Proposed order in Texas calls for approval of 138-kV line

The Public Utility Commission of Texas approves the application of Rayburn Country Electric Cooperative to amend Rayburn’s certificate of convenience and necessity (CCN) to include a new single-circuit, 138-kV transmission line within Fannin County, as modified by a unanimous agreement executed by the proceeding’s parties, according to an April 5 proposed order prepared by the commission’s Docket Management section.

As noted in an April 5 filing – included with the proposed order – to the commission from Irene Montelongo, director, Docket Management, the commission will consider the docket at an open meeting scheduled for April 27. Parties are to file corrections or exceptions to the proposed order by April 19, Montelongo said.

According to the proposed order, Rayburn last August filed the application to amend its CCN for the line between a planned substation to be built by Fannin County Electric Cooperative (Fannin) and a new tap point station located along Oncor Electric Delivery Company’s existing Valley-Paris switching station 138-kV transmission line.

The project would supply wholesale power to a delivery point at the new Lower Bois d’Arc Creek Reservoir (LBCR) pump station substation to be built by Fannin, which would be used to serve the North Texas Municipal Water District’s (NTMWD) raw-water pumping station and related facilities associated with NTMWD’s proposed LBCR.

The proposed order added that the LBCR is needed to ensure NTMWD has an additional reliable supply of water to meet its near-term needs through 2025, including during drought and other reduced-availability conditions and to provide for a portion of its projected long-term water needs through 2060.

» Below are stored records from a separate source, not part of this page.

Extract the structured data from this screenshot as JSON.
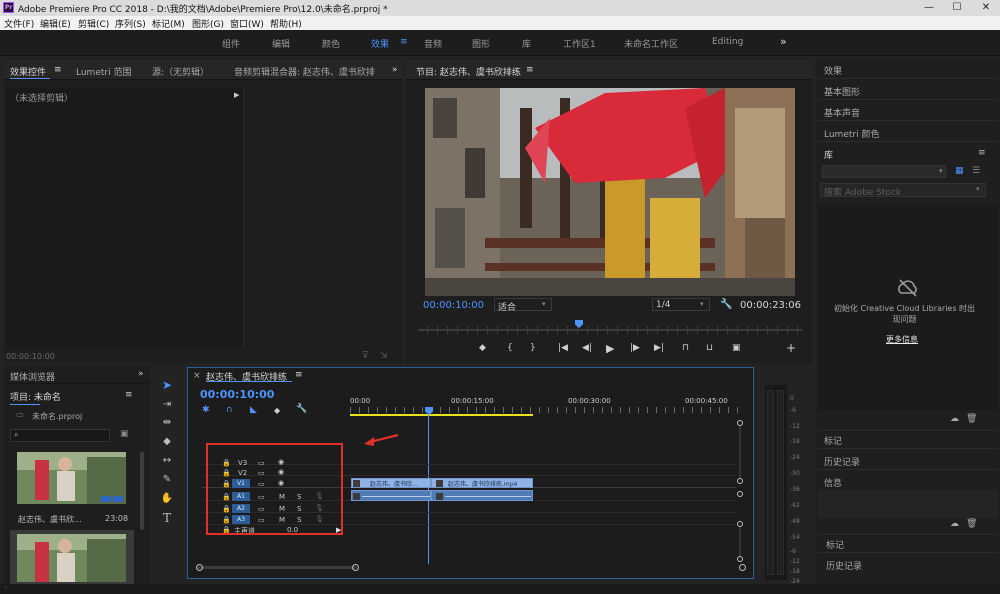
{
  "titlebar": {
    "app_icon": "Pr",
    "title": "Adobe Premiere Pro CC 2018 - D:\\我的文档\\Adobe\\Premiere Pro\\12.0\\未命名.prproj *",
    "minimize": "—",
    "maximize": "☐",
    "close": "✕"
  },
  "menu": {
    "file": "文件(F)",
    "edit": "编辑(E)",
    "clip": "剪辑(C)",
    "sequence": "序列(S)",
    "marker": "标记(M)",
    "graphics": "图形(G)",
    "window": "窗口(W)",
    "help": "帮助(H)"
  },
  "workspaces": {
    "assembly": "组件",
    "editing": "编辑",
    "color": "颜色",
    "effects": "效果",
    "effects_menu": "≡",
    "audio": "音频",
    "graphics": "图形",
    "library": "库",
    "ws1": "工作区1",
    "untitled": "未命名工作区",
    "editing_en": "Editing",
    "more": "»"
  },
  "source_panel": {
    "tab_effect_controls": "效果控件",
    "tab_menu": "≡",
    "tab_lumetri": "Lumetri 范围",
    "tab_source": "源:（无剪辑）",
    "tab_audio_mixer": "音频剪辑混合器: 赵志伟、虞书欣排",
    "more": "»",
    "no_clip": "（未选择剪辑）",
    "timecode": "00:00:10:00"
  },
  "program_monitor": {
    "title": "节目: 赵志伟、虞书欣排练",
    "menu": "≡",
    "timecode": "00:00:10:00",
    "fit": "适合",
    "resolution": "1/4",
    "duration": "00:00:23:06",
    "add": "+"
  },
  "project_panel": {
    "tab_media_browser": "媒体浏览器",
    "more": "»",
    "project_label": "项目: 未命名",
    "project_menu": "≡",
    "file_name": "未命名.prproj",
    "clips": [
      {
        "name": "赵志伟、虞书欣...",
        "duration": "23:08"
      }
    ]
  },
  "timeline": {
    "close": "×",
    "sequence_name": "赵志伟、虞书欣排练",
    "menu": "≡",
    "timecode": "00:00:10:00",
    "ruler": [
      "00:00",
      "00:00:15:00",
      "00:00:30:00",
      "00:00:45:00"
    ],
    "video_tracks": [
      "V3",
      "V2",
      "V1"
    ],
    "audio_tracks": [
      "A1",
      "A2",
      "A3"
    ],
    "mute": "M",
    "solo": "S",
    "master_label": "主声道",
    "master_value": "0.0",
    "clip_v1_a": "赵志伟、虞书欣...",
    "clip_v1_b": "赵志伟、虞书欣排练.mp4"
  },
  "right_panels": {
    "effects": "效果",
    "essential_graphics": "基本图形",
    "essential_sound": "基本声音",
    "lumetri_color": "Lumetri 颜色",
    "libraries": "库",
    "libraries_menu": "≡",
    "search_placeholder": "搜索 Adobe Stock",
    "cc_message": "初始化 Creative Cloud Libraries 时出现问题",
    "more_info": "更多信息",
    "markers": "标记",
    "history": "历史记录",
    "info": "信息",
    "markers2": "标记",
    "history2": "历史记录"
  },
  "meter": {
    "labels": [
      "0",
      "-6",
      "-12",
      "-18",
      "-24",
      "-30",
      "-36",
      "-42",
      "-48",
      "-54"
    ],
    "labels_b": [
      "-6",
      "-12",
      "-18",
      "-24"
    ]
  },
  "colors": {
    "accent": "#4e93ff",
    "highlight_box": "#e0302a",
    "clip_video": "#8fb3e6",
    "clip_audio": "#4f7bb7",
    "work_area": "#e9e31e"
  }
}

Rayburn – which is the wholesale power provider for Fannin – would own, operate, and maintain all of the transmission line facilities, and would use single-pole structures as the preferred structure type for the project.

The proposed order also noted that the project’s agreed route, or “route D”:

  • Is the second least expensive route with an estimated cost of about $4.7m
  • Is the shortest route at 6.20 miles
  • Has the sixth fewest number of habitable structures within 300 feet of the right of way (ROW) centerline with four
  • Parallels NTMWD’s proposed water pipeline for the second greatest distance at 3.36 miles
  • Has a similar or lower environmental impact to any other route
  • Best achieves the expressed community values

The switching station needed to connect the agreed route to the Valley-Paris switching station 138-kV transmission line is estimated to cost $3.5m, the proposed order said.

There were no parks or recreational areas identified within 1,000 feet of the agreed route, the proposed order noted. Any negative impact on historical or aesthetic values of building the project on the agreed route is similar to that of building the proposed project on the other proposed alternative routes, the proposed order said.

The study area traversed by the agreed route is predominantly agricultural land, dominated by tracts of land devoted to crop cultivation, livestock grazing, and hay cultivation. The proposed order added that the study area contains limited urban development with a few isolated and rural residences scattered throughout.

There are no threatened or endangered plant species listed within Fannin County, the proposed order said, adding that the U.S. Fish and Wildlife Service (USFWS) lists the interior least tern as an endangered species in Fannin County and the piping plover and red knot as threatened species in Fannin County. However, the proposed order said, there are no known records of state or federally-listed endangered or threatened species within the study area for the proposed project according to a review of the Texas Natural Diversity Database. 


Overall, the agreed route would have similar or less impact on natural resources compared to the other routes, the proposed order said.

Among other things, the proposed order noted that the authority granted by the order is limited to a period of seven years from the date that the order is signed unless, before that time, the line is commercially energized.

About Corina Rivera-Linares 3058 Articles
Corina Rivera-Linares, chief editor for TransmissionHub, has covered the U.S. power industry for the past 15 years. Before joining TransmissionHub, Corina covered renewable energy and environmental issues, as well as transmission, generation, regulation, legislation and ISO/RTO matters at SNL Financial. She has also covered such topics as health, politics, and education for weekly newspapers and national magazines. She can be reached at clinares@endeavorb2b.com.